Globally, about one million people die each year from suicide, and one person commits suicide every 40 seconds. This was the tenth leading cause cause of death in America in 2017; currently, the country ranks 27th in the world with 15.3 suicides per 100,000 people.
Mental illness is often a taboo subject that many people ignore or dismiss as a less “important” illness. Most suicides have a diagnosable mental disorder, including depression. And with diagnosis comes a wealth of treatment options.
Depression: Signs That It’s Time to Get Help
Even people who appear perpetually happy find themselves in an occasional funk. But if you experience significant, unshakable feelings of hopelessness and despair, it’s time to reach out. Depression doesn’t look the same for everyone, but there are many common symptoms that signal you should get help:
- Constantly feeling tired.
- Sleeping too little or too much.
- Feeling always on edge and annoyed by everyone and everything.
- Losing your appetite.
- Experiencing chronic pain.
- Giving up on self-care.
- Losing interest in everything, including activities that used to bring you pleasure.
- Consciously choosing to isolate yourself from the world.
- Experiencing consistent pessimistic thoughts or feelings of self-loathing.
- Struggling to remember things or concentrate.
- Feeling numb without emotion — no happiness or sadness.
- Having regular, constant thoughts about dying.
In addition to depression, another major risk factor for suicide is substance abuse. Depressed and/or impulsive people often engage in high-risk behaviors that can lead to substance use and abuse. Addicts who suffer from withdrawal or intoxication make rash decisions because of impaired judgment. Their impulsivity also increases the possibility that they may commit suicide while also decreasing the likelihood that they will reach out for help.
Hopefully, you haven’t experienced suicidal thoughts. If you have, however, please seek help. The National Suicide Prevention Lifeline offers 24/7 support and a wealth of resources. If you want to seek professional help, many insurance companies cover mental health , so check your policy to see if you qualify. Also, for seniors enrolled in Medicare, counseling is covered under Medicare Part B. Additionally, seniors get one free depression screening every year, so make use of that resource if necessary.
Improving Your Emotional Health
If you experience depression, you can work to improve your emotional health. These steps may not remove all the pain, and it never hurts to connect with your doctor for stronger support to reset your emotional well-being. However, in the shorter term, consider incorporating some of these ideas into your daily routine:
- Whether you hit the gym each day, take a walk during your lunch break, or play with your kids at the park, exercise can decrease symptoms of mild or moderate depression.
- Invest in a new hobby. Some experts believe that cultivating a passion that brings joy is critical to strong emotional health.
- Eat and drink well. There’s nothing wrong with indulging in poutine or coffee crisps once in a while, but moderation is definitely key.
- Practice yoga or meditation.

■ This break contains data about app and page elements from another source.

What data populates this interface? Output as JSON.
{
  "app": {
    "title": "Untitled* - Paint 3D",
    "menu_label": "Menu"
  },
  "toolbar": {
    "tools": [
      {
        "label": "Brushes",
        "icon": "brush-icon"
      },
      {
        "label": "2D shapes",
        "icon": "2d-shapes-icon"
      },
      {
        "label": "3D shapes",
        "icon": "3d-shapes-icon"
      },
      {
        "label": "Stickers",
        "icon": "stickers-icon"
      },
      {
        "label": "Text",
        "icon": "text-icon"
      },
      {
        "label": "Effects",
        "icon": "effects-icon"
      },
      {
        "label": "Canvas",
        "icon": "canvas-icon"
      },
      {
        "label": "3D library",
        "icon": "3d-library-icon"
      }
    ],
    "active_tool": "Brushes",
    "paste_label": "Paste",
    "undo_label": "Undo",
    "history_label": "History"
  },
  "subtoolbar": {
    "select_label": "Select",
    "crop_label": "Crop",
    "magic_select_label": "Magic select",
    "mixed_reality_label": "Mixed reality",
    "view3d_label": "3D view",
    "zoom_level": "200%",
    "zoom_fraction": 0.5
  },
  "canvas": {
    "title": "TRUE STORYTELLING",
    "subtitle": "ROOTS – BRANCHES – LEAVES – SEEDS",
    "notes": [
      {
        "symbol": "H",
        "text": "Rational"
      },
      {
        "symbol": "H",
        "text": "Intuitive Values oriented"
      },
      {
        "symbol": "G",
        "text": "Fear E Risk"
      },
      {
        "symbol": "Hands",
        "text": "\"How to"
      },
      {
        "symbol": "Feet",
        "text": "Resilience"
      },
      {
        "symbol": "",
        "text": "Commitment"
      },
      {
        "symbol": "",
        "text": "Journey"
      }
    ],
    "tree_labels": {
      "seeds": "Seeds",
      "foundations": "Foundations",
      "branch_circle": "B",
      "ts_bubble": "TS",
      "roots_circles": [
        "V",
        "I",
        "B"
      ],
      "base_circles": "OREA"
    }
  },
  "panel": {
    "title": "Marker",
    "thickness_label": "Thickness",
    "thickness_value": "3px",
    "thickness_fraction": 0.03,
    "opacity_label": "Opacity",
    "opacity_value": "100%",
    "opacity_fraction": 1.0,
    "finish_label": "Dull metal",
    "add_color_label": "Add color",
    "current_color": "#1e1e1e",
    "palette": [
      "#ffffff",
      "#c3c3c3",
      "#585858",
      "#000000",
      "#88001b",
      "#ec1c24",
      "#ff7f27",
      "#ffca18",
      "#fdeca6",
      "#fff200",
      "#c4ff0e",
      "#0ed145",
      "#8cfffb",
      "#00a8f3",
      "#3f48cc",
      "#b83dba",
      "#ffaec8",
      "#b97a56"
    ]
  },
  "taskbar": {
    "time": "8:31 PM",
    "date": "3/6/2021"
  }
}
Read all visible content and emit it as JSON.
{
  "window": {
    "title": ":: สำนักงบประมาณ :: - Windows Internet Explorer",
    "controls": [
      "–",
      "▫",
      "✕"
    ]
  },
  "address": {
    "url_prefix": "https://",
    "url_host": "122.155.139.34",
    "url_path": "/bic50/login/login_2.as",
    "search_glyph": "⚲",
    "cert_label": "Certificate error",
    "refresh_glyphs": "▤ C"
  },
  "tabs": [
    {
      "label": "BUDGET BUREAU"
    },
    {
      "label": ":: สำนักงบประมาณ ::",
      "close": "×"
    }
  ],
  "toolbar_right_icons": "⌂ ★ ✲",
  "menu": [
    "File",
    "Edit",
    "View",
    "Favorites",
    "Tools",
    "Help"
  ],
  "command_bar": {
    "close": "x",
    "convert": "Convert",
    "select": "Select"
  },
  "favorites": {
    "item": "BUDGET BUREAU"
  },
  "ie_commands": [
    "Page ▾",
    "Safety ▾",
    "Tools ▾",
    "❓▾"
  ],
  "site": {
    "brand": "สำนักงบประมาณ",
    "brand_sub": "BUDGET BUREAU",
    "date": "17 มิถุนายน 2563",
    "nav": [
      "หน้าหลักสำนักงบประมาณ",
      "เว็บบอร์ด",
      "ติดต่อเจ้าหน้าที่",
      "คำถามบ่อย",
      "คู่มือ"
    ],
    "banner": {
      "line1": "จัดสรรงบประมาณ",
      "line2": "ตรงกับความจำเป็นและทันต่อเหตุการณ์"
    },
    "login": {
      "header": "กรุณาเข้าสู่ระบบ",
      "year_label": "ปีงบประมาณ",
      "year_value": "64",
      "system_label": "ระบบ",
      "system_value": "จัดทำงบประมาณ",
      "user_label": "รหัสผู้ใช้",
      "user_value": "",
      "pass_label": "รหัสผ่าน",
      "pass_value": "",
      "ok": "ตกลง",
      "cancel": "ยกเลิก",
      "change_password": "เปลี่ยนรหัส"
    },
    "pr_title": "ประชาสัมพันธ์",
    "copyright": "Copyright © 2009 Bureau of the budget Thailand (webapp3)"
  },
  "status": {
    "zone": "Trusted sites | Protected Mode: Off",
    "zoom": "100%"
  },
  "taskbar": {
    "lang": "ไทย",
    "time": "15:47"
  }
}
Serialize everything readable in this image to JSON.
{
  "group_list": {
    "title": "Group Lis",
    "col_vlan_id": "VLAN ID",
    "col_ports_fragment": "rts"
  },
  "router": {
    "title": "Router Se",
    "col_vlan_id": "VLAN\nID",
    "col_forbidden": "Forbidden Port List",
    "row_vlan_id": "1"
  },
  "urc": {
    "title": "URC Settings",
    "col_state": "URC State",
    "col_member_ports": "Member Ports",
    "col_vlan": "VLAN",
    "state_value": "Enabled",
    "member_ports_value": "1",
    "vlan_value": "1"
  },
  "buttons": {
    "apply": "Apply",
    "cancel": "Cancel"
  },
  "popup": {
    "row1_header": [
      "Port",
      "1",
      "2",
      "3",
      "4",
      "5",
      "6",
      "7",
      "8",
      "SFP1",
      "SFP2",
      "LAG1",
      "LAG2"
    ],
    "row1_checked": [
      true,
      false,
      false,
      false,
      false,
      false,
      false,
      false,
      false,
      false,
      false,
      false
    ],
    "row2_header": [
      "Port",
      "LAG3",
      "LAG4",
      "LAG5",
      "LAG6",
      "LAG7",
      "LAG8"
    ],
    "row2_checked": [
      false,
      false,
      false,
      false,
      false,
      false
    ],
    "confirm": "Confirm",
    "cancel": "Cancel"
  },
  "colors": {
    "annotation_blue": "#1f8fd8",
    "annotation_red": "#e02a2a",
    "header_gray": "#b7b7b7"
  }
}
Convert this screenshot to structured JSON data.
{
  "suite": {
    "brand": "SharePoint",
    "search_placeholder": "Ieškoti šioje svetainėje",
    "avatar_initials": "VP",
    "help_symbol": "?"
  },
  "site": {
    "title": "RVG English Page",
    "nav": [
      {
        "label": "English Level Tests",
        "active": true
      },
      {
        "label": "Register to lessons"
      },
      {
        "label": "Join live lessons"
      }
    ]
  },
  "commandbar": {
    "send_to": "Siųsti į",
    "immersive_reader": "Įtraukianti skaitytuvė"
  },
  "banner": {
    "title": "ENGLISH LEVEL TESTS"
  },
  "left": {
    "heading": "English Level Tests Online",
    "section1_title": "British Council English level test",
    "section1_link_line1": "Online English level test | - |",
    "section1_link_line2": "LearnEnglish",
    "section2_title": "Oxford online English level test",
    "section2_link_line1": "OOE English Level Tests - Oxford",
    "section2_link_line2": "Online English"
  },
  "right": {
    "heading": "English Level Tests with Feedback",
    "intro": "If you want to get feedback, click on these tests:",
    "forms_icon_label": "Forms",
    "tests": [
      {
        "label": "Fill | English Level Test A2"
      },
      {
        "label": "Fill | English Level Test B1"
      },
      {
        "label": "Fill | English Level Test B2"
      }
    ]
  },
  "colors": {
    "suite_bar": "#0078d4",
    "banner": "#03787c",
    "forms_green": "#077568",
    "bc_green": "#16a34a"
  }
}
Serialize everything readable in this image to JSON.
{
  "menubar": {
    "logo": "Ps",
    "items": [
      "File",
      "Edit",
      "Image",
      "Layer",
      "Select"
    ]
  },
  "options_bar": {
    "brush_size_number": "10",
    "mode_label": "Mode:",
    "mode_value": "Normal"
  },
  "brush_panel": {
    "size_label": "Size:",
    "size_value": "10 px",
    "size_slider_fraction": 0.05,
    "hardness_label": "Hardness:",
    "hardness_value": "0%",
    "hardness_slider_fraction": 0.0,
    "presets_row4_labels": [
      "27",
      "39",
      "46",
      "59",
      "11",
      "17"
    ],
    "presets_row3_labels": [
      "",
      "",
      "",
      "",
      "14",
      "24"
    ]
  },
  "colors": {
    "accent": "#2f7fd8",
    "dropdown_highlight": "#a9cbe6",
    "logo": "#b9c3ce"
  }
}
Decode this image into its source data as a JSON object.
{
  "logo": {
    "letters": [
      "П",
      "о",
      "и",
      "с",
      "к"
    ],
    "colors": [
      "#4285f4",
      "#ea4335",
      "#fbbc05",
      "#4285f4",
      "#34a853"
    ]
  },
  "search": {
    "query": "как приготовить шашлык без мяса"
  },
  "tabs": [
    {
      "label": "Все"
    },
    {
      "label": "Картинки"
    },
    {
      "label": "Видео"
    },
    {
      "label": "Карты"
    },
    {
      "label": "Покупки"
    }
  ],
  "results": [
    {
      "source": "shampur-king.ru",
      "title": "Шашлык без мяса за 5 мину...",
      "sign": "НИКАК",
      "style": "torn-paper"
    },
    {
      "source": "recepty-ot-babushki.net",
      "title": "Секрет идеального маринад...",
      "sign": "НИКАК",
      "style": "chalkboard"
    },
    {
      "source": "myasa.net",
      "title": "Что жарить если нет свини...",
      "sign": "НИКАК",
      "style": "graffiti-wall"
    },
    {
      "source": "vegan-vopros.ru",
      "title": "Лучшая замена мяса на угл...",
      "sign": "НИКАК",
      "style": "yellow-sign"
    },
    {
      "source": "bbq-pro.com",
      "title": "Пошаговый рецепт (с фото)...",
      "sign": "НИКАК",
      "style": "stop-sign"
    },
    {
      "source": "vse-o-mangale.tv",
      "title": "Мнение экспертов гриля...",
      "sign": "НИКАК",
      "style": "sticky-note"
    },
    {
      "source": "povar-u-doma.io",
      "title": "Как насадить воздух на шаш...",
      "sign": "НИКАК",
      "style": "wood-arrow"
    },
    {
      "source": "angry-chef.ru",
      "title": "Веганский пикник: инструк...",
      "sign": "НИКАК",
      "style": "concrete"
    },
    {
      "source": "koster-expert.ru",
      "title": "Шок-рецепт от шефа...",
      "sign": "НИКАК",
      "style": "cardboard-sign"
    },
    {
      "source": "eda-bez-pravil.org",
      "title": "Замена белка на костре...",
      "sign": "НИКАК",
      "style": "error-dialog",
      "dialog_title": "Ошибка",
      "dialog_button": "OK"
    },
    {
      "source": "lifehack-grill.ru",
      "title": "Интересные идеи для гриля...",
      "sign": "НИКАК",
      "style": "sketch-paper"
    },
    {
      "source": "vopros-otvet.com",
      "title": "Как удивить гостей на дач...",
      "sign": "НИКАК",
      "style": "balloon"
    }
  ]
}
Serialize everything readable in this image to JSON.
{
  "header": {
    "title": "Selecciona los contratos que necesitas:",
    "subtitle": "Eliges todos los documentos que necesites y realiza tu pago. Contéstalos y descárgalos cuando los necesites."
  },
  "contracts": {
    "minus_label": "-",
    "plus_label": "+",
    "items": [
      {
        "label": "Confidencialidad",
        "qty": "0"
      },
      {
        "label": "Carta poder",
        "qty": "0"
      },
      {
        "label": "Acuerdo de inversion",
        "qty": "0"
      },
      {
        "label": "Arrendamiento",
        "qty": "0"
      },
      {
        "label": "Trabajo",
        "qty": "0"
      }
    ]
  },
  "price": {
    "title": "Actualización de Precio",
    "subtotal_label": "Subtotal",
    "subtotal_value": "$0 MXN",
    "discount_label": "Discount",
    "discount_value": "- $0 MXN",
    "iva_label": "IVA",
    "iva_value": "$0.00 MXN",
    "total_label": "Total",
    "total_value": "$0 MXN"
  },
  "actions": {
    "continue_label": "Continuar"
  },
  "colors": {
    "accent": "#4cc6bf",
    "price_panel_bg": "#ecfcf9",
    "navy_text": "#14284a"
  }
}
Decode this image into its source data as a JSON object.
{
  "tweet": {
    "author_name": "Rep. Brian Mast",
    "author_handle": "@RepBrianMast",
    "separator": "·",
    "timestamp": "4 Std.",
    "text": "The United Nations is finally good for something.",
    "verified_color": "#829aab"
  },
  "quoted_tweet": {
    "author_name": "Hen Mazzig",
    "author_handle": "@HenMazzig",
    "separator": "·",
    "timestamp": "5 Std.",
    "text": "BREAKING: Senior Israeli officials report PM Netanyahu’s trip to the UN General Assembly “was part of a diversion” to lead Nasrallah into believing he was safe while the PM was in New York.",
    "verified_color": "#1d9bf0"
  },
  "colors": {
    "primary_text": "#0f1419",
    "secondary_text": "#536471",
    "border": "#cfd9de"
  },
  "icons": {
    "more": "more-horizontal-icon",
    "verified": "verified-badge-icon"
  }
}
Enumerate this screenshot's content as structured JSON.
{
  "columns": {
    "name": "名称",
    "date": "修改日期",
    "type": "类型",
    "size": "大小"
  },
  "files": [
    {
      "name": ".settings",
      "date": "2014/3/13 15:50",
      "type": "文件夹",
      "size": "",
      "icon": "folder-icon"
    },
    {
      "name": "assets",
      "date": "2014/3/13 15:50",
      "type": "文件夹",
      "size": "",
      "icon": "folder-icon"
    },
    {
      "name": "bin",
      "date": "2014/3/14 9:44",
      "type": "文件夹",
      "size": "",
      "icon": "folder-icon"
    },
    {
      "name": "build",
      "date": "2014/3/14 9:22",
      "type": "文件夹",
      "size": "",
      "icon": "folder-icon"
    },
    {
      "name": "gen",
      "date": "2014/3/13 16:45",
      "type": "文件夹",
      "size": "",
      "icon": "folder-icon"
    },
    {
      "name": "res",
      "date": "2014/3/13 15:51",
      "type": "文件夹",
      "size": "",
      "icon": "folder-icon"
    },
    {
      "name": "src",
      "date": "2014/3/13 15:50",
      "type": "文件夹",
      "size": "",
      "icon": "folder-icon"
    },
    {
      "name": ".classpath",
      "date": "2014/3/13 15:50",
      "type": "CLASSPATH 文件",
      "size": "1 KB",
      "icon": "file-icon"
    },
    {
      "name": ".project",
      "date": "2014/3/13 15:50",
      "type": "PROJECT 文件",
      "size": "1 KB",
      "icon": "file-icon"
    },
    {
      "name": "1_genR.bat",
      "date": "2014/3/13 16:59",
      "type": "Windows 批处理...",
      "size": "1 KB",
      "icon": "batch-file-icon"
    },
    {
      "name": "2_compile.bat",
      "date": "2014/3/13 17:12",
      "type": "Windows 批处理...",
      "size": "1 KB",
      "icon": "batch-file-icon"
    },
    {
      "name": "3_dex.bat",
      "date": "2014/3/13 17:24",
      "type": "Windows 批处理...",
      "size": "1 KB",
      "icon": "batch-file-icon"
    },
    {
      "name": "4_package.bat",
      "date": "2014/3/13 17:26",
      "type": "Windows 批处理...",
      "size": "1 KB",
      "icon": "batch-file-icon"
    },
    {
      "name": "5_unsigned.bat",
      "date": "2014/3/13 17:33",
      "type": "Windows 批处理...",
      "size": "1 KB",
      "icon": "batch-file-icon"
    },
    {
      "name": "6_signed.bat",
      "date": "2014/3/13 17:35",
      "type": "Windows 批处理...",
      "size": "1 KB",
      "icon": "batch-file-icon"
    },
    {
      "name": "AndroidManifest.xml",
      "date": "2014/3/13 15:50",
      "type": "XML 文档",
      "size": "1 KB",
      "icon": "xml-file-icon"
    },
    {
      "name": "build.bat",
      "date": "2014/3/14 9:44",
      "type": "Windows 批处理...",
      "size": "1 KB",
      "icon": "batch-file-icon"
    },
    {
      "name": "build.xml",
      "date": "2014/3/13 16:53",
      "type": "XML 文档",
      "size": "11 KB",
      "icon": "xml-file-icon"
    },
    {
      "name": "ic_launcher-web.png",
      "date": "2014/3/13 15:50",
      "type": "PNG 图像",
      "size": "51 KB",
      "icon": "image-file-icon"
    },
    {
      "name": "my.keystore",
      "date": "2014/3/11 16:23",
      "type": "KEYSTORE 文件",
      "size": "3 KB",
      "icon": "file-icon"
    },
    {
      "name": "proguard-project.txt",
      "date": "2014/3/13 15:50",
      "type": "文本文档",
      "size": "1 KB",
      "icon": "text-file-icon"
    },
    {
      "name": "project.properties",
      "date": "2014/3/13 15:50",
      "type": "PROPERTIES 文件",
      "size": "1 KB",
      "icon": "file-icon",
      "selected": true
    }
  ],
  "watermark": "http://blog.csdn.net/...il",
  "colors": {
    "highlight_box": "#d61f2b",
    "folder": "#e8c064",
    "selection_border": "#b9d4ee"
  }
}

It’s an excellent way to manage feelings of stress.
- Stick to a healthy sleeping habit. Getting enough sleep results in more energy, better productivity, and reduced stress.
- Cultivate a circle of good, supportive friends. Researchers have conducted multiple studies that conclusively prove that having friends helps release stress and even helps promote brain health. Having a tribe on whom you can depend—who provide a listening ear when you need to get things off your chest—is critical to your emotional well-being.
Maintaining your emotional equilibrium can pose many challenges, especially when your world implodes and stress piles upon your shoulders. You shouldn’t view taking the time to care for your mental self as a luxury, but rather a necessity. If, however, you’re struggling to maintain the bare minimum of living and can’t shake feelings of anxiety or depression — or the simple self-care tips that worked before have lost their efficacy, and you’re seriously considering suicide — please seek professional help.
If you need assistance on this, or any other challenges, we can help. Contact us for your free 30 minute consultation.
At CWC Coaching, our team consists of licensed therapists, life coaches, and counselors. We assist clients with self-improvement, career development, negative self-talk, psychological pain, self-sabotaging behavior, past hurts and finding your purpose. If you are ready to increase your self-awareness and happiness, breakthrough limiting behavior and understand your purpose in life, we’d love to help guide you on this journey.